■ WORK INSTRUCTIONS:
Read the records below and report each line in which "watermark" occurs.

(Component data from apps and pages)
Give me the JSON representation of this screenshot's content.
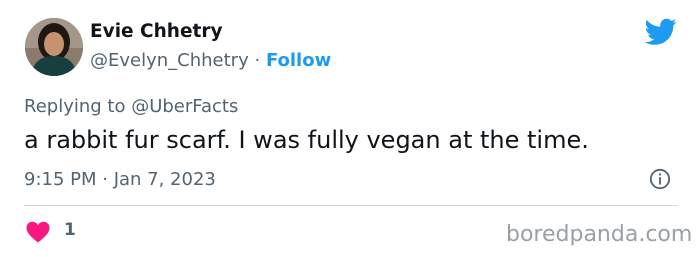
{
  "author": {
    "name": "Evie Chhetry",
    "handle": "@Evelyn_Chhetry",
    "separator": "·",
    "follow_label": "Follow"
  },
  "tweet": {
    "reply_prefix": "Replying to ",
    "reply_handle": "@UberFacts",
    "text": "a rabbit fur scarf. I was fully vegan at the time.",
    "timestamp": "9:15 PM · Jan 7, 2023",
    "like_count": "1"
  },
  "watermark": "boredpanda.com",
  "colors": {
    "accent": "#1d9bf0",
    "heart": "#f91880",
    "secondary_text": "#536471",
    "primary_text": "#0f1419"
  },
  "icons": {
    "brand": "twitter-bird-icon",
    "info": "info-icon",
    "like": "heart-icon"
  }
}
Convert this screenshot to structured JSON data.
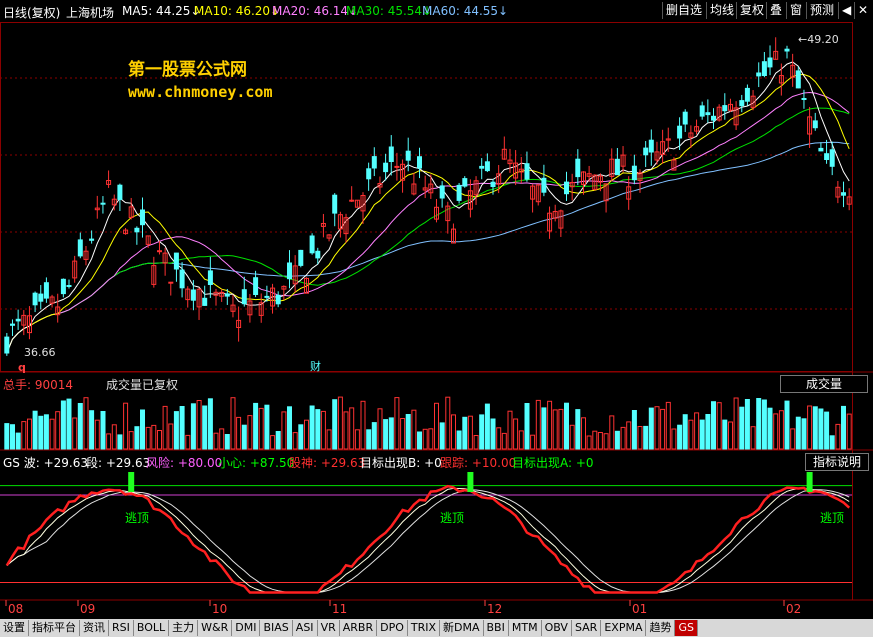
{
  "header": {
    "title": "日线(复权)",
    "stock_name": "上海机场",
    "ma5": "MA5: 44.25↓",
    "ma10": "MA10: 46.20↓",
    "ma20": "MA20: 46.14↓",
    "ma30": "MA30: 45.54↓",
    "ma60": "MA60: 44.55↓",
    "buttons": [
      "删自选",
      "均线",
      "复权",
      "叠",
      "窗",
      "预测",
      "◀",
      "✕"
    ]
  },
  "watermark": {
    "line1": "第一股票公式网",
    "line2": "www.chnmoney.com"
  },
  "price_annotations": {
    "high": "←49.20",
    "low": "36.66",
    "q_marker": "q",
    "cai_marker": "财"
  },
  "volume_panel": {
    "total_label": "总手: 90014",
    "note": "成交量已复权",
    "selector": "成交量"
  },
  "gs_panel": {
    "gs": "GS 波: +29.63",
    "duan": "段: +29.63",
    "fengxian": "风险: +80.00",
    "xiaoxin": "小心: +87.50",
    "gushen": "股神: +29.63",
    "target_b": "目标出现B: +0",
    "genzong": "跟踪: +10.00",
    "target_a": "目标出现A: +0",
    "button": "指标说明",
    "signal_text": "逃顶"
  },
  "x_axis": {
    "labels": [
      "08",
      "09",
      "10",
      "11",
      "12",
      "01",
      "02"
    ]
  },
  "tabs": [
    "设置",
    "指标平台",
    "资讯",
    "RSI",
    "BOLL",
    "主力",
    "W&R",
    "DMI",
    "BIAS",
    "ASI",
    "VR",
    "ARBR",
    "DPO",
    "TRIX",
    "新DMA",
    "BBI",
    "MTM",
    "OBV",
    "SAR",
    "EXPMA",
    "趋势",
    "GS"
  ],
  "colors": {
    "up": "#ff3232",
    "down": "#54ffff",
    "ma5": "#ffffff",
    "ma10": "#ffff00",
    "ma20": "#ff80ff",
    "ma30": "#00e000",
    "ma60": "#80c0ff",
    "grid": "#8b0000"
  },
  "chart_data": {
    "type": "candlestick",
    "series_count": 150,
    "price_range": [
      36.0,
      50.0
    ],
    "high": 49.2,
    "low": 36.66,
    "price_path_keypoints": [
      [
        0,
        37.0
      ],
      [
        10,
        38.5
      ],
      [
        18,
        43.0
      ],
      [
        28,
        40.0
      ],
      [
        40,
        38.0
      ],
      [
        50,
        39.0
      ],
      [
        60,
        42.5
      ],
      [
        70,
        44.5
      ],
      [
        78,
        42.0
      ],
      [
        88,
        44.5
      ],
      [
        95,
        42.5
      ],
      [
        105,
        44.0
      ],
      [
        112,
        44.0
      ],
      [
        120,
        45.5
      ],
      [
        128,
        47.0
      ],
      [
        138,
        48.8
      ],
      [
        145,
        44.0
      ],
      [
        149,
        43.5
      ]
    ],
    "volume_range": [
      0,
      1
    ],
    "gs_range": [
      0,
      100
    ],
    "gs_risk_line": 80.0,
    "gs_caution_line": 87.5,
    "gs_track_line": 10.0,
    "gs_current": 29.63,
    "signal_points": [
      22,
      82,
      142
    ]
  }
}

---

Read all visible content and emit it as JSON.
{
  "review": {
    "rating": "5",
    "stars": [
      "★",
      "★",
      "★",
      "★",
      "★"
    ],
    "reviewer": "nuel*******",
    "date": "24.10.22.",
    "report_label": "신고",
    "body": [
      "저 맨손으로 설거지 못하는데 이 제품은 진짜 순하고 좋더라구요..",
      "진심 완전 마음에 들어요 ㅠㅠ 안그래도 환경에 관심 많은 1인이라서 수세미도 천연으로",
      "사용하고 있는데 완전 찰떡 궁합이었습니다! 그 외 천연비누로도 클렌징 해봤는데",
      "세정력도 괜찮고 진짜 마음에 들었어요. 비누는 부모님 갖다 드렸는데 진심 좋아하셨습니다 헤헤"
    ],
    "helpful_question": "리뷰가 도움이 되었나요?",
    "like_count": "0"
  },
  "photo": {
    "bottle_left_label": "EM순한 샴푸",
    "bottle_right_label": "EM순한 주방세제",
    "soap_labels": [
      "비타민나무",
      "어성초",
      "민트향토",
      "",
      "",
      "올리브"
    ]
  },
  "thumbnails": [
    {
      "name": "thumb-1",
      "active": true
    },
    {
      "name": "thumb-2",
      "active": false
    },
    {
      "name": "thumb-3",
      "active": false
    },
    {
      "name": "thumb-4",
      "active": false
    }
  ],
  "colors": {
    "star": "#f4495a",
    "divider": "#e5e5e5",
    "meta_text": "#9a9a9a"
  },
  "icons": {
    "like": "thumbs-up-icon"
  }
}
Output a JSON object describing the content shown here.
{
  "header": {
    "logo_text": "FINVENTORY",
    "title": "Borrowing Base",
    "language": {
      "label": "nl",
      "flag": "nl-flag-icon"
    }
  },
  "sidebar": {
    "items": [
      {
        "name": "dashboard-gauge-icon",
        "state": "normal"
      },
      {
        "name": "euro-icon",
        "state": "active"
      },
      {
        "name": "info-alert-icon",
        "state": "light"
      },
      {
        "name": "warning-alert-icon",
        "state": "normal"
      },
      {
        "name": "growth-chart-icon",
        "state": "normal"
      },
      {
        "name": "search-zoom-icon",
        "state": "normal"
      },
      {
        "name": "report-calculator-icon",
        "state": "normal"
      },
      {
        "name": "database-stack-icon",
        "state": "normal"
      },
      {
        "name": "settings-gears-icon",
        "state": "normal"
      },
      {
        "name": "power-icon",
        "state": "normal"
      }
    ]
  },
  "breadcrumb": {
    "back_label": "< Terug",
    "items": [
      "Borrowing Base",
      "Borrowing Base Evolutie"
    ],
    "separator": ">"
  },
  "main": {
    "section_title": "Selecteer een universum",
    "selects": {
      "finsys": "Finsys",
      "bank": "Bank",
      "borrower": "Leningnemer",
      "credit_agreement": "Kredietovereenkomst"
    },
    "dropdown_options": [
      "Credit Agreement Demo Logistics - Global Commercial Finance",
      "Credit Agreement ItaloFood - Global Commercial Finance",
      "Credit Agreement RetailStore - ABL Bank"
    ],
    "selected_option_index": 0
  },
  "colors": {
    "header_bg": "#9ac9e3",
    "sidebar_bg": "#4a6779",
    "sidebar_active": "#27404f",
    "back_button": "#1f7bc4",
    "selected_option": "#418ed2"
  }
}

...

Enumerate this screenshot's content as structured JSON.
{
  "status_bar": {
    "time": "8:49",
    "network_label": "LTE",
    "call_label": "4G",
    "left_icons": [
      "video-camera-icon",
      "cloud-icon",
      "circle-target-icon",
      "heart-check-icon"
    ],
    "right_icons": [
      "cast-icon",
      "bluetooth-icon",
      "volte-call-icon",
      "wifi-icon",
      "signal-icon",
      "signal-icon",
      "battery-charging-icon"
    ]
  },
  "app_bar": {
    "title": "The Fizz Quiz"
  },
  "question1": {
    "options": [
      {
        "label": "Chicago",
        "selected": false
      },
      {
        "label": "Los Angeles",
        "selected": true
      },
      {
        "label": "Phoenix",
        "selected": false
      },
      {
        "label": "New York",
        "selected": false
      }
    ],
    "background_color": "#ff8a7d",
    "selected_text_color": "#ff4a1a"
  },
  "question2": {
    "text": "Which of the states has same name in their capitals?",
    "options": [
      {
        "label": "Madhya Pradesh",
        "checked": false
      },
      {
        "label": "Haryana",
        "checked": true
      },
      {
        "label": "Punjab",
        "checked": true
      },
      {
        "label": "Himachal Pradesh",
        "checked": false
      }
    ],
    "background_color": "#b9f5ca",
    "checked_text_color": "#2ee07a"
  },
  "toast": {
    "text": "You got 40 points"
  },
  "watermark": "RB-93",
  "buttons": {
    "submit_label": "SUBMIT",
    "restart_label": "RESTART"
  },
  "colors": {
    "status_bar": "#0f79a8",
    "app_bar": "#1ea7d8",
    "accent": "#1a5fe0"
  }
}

■ TASK ANSWER:
  "watermark": "boredpanda.com",
  "watermark": {
  "watermark": "RB-93",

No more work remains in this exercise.